Filter the entries below, keeping every line that has the word "screenshot".

============

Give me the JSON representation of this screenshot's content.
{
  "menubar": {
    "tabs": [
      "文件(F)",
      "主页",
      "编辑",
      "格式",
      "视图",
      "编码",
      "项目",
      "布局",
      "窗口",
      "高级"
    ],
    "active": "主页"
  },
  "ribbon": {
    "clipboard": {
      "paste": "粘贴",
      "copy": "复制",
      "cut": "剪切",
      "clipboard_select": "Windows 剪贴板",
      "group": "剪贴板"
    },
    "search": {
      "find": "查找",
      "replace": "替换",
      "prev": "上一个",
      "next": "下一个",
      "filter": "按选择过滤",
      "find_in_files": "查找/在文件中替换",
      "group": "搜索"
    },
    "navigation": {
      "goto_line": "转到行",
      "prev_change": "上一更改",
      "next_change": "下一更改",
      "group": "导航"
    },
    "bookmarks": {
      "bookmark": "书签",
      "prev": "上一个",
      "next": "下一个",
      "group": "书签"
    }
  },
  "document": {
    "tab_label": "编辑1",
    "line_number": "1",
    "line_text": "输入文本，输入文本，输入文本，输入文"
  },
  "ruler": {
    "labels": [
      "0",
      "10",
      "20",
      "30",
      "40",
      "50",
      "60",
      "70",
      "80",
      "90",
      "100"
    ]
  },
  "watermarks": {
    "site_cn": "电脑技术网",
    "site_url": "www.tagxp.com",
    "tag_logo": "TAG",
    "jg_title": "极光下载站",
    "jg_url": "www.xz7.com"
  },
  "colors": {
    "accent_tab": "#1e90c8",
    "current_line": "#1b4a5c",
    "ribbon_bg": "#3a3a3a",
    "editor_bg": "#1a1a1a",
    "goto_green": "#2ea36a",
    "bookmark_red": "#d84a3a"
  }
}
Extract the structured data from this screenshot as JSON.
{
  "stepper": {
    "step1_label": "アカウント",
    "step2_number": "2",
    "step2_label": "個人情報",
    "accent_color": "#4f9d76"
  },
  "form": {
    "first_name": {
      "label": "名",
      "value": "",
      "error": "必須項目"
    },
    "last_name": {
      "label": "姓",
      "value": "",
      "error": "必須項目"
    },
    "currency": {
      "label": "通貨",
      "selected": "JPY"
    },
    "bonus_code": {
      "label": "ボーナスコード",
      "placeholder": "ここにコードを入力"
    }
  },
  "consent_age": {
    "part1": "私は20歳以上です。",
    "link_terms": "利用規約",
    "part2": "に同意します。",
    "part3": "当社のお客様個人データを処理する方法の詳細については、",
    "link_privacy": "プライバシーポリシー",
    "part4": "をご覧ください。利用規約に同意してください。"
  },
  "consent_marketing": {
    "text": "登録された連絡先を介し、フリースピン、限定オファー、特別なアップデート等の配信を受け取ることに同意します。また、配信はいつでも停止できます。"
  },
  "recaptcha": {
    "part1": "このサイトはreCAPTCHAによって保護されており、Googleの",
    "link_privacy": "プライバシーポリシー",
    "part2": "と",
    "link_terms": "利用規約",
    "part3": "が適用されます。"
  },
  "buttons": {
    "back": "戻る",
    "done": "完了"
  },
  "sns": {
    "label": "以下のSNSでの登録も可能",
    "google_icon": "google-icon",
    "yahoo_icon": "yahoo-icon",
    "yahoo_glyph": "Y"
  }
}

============

◆ **OUTPUT FOR THIS EXERCISE**
Give me the JSON representation of this screenshot's content.
Extract the structured data from this screenshot as JSON.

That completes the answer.